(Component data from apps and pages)
Content starts

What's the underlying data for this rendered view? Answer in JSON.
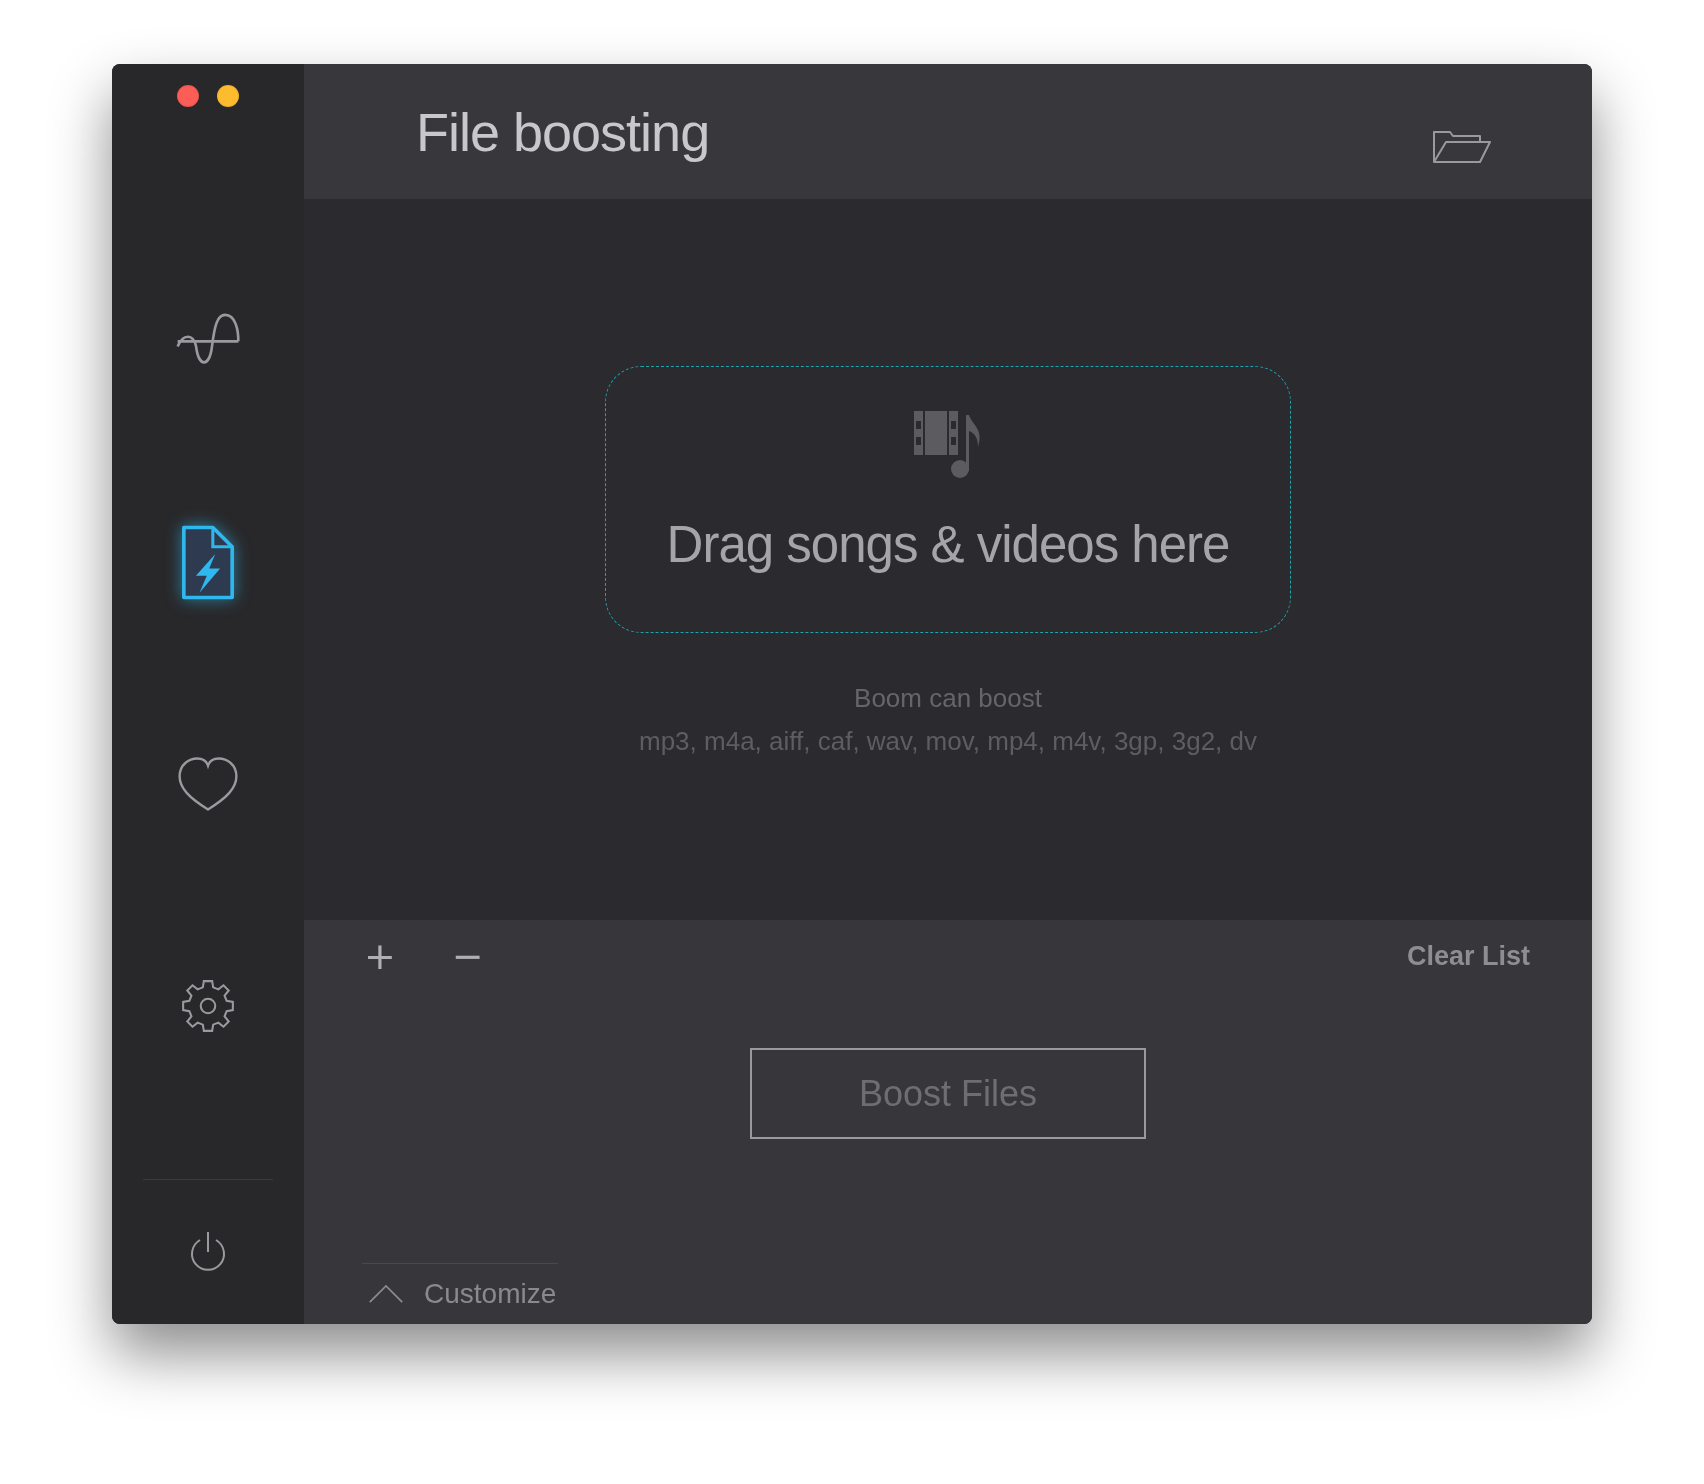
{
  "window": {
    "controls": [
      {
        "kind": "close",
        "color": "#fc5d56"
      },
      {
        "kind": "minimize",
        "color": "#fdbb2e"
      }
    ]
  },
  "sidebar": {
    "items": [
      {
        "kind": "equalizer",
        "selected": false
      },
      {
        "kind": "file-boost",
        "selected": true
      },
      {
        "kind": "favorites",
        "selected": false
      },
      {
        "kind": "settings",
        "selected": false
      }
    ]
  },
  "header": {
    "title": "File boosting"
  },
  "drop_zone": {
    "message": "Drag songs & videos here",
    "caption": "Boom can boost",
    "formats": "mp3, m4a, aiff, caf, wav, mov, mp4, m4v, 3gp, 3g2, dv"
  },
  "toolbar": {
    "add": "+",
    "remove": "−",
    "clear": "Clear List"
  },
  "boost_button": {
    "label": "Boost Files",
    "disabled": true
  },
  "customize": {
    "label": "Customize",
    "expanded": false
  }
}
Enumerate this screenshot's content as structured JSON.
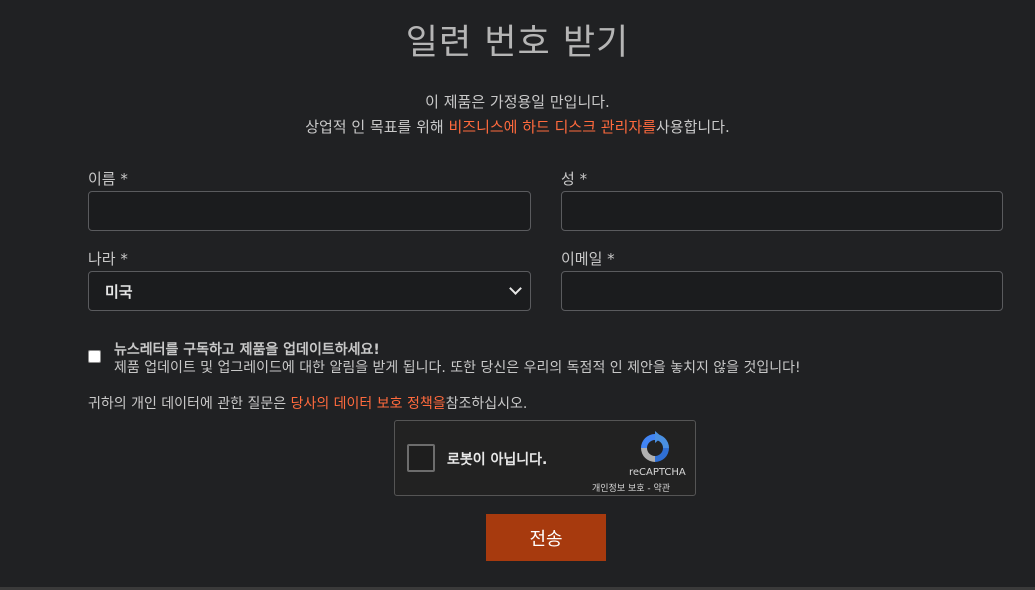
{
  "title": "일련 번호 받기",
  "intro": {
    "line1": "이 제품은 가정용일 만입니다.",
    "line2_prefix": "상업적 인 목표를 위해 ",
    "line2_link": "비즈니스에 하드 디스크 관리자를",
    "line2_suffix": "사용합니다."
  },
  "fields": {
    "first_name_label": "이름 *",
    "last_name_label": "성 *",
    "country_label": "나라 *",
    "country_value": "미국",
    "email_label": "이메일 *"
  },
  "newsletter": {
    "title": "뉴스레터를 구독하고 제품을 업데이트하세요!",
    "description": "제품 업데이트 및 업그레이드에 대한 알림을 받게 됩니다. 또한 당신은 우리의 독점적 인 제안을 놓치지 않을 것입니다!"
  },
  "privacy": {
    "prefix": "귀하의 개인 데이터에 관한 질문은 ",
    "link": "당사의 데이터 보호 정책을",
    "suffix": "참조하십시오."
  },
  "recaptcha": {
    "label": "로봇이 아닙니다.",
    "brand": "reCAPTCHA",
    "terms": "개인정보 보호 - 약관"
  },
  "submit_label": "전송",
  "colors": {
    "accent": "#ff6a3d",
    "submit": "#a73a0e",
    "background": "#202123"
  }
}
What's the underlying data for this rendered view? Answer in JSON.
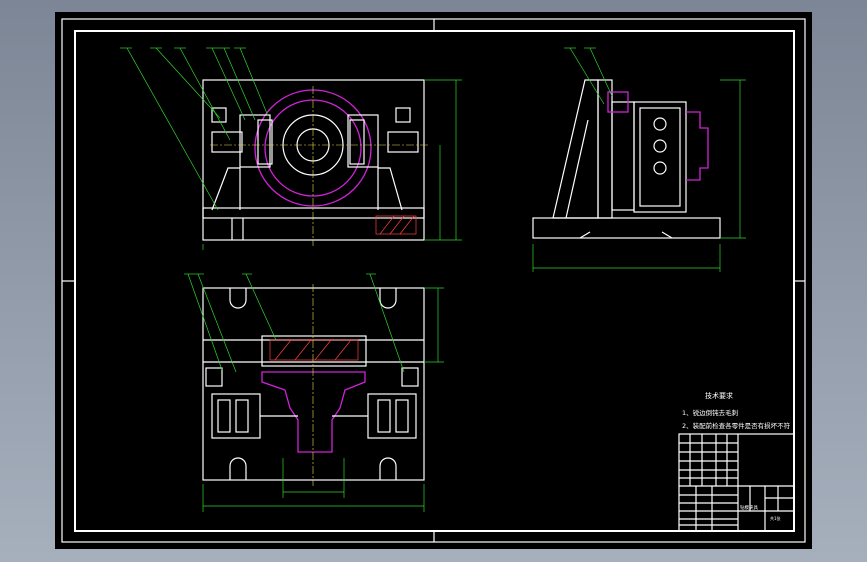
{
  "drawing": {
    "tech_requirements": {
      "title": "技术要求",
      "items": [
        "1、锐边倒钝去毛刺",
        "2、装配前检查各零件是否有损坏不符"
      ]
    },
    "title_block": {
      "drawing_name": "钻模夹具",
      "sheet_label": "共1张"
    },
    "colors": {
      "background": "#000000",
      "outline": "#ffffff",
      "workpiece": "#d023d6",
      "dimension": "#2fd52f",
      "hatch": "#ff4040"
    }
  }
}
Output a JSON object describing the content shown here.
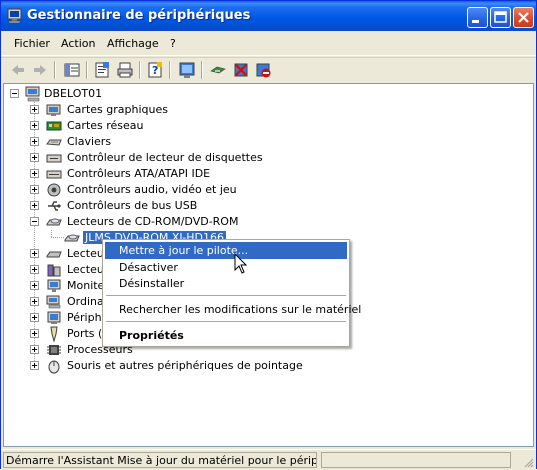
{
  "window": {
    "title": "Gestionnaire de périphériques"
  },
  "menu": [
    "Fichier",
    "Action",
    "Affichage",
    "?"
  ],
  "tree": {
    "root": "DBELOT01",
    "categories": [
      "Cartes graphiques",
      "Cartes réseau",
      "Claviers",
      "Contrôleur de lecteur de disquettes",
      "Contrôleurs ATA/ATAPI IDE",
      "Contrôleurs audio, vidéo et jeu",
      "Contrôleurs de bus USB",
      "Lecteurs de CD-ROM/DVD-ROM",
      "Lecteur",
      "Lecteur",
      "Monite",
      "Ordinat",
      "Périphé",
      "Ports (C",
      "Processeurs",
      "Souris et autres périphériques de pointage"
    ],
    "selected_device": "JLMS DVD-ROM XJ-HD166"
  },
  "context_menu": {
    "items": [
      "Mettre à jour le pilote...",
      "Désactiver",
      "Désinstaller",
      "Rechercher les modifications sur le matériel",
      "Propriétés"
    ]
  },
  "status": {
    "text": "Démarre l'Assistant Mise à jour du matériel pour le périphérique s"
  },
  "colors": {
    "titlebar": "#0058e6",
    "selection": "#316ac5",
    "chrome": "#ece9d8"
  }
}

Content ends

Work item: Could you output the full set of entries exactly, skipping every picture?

Reply to the exercise:
What's the underlying data for this rendered view? Answer in JSON.
{
  "window": {
    "controls": [
      {
        "kind": "close",
        "color": "#fc5d56"
      },
      {
        "kind": "minimize",
        "color": "#fdbb2e"
      }
    ]
  },
  "sidebar": {
    "items": [
      {
        "kind": "equalizer",
        "selected": false
      },
      {
        "kind": "file-boost",
        "selected": true
      },
      {
        "kind": "favorites",
        "selected": false
      },
      {
        "kind": "settings",
        "selected": false
      }
    ]
  },
  "header": {
    "title": "File boosting"
  },
  "drop_zone": {
    "message": "Drag songs & videos here",
    "caption": "Boom can boost",
    "formats": "mp3, m4a, aiff, caf, wav, mov, mp4, m4v, 3gp, 3g2, dv"
  },
  "toolbar": {
    "add": "+",
    "remove": "−",
    "clear": "Clear List"
  },
  "boost_button": {
    "label": "Boost Files",
    "disabled": true
  },
  "customize": {
    "label": "Customize",
    "expanded": false
  }
}
Enumerate this screenshot's content as structured JSON.
{
  "title": "일련 번호 받기",
  "intro": {
    "line1": "이 제품은 가정용일 만입니다.",
    "line2_prefix": "상업적 인 목표를 위해 ",
    "line2_link": "비즈니스에 하드 디스크 관리자를",
    "line2_suffix": "사용합니다."
  },
  "fields": {
    "first_name_label": "이름 *",
    "last_name_label": "성 *",
    "country_label": "나라 *",
    "country_value": "미국",
    "email_label": "이메일 *"
  },
  "newsletter": {
    "title": "뉴스레터를 구독하고 제품을 업데이트하세요!",
    "description": "제품 업데이트 및 업그레이드에 대한 알림을 받게 됩니다. 또한 당신은 우리의 독점적 인 제안을 놓치지 않을 것입니다!"
  },
  "privacy": {
    "prefix": "귀하의 개인 데이터에 관한 질문은 ",
    "link": "당사의 데이터 보호 정책을",
    "suffix": "참조하십시오."
  },
  "recaptcha": {
    "label": "로봇이 아닙니다.",
    "brand": "reCAPTCHA",
    "terms": "개인정보 보호 - 약관"
  },
  "submit_label": "전송",
  "colors": {
    "accent": "#ff6a3d",
    "submit": "#a73a0e",
    "background": "#202123"
  }
}
What's the underlying data for this rendered view? Answer in JSON.
{
  "drawing": {
    "tech_requirements": {
      "title": "技术要求",
      "items": [
        "1、锐边倒钝去毛刺",
        "2、装配前检查各零件是否有损坏不符"
      ]
    },
    "title_block": {
      "drawing_name": "钻模夹具",
      "sheet_label": "共1张"
    },
    "colors": {
      "background": "#000000",
      "outline": "#ffffff",
      "workpiece": "#d023d6",
      "dimension": "#2fd52f",
      "hatch": "#ff4040"
    }
  }
}
Output a JSON object describing the content shown here.
{
  "window": {
    "title": "Gestionnaire de périphériques"
  },
  "menu": [
    "Fichier",
    "Action",
    "Affichage",
    "?"
  ],
  "tree": {
    "root": "DBELOT01",
    "categories": [
      "Cartes graphiques",
      "Cartes réseau",
      "Claviers",
      "Contrôleur de lecteur de disquettes",
      "Contrôleurs ATA/ATAPI IDE",
      "Contrôleurs audio, vidéo et jeu",
      "Contrôleurs de bus USB",
      "Lecteurs de CD-ROM/DVD-ROM",
      "Lecteur",
      "Lecteur",
      "Monite",
      "Ordinat",
      "Périphé",
      "Ports (C",
      "Processeurs",
      "Souris et autres périphériques de pointage"
    ],
    "selected_device": "JLMS DVD-ROM XJ-HD166"
  },
  "context_menu": {
    "items": [
      "Mettre à jour le pilote...",
      "Désactiver",
      "Désinstaller",
      "Rechercher les modifications sur le matériel",
      "Propriétés"
    ]
  },
  "status": {
    "text": "Démarre l'Assistant Mise à jour du matériel pour le périphérique s"
  },
  "colors": {
    "titlebar": "#0058e6",
    "selection": "#316ac5",
    "chrome": "#ece9d8"
  }
}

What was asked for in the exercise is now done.